§ ASSIGNMENT: Search the data below, and report every line in which "title" occurs.

§ EXTRACTED RECORDS:
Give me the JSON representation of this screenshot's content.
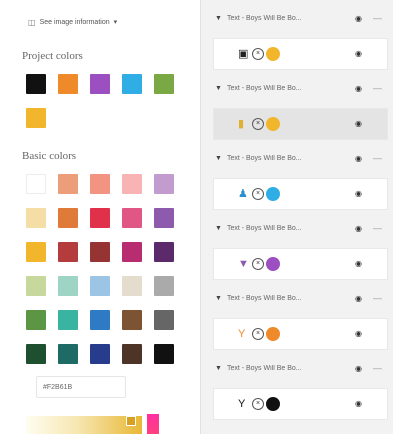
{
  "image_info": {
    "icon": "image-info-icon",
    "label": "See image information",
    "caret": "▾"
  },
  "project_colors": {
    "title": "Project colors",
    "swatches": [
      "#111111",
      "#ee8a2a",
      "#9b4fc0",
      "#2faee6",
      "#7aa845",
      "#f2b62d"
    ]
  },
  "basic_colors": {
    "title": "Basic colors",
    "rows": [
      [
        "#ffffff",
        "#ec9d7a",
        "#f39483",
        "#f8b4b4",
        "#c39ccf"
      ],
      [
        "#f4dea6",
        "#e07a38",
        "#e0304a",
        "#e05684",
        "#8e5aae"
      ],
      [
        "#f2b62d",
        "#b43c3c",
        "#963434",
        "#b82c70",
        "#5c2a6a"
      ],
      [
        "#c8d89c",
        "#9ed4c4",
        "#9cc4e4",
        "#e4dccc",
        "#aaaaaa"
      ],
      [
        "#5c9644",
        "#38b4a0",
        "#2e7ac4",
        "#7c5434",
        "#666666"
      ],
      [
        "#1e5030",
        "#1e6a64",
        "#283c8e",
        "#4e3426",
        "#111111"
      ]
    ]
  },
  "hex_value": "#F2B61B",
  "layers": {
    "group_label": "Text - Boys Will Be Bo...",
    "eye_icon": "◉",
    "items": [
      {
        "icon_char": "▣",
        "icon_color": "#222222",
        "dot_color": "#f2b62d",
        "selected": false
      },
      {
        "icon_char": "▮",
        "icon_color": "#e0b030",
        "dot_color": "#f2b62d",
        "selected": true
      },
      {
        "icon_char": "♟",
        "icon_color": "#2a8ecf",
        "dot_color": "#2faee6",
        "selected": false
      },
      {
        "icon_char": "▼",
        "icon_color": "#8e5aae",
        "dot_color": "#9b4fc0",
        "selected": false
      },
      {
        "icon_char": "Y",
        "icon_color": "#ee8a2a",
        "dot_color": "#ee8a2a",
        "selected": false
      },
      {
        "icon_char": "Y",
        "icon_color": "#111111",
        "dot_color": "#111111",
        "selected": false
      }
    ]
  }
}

§ EXERCISE ANSWER:
    "title": "Project colors",
    "title": "Basic colors",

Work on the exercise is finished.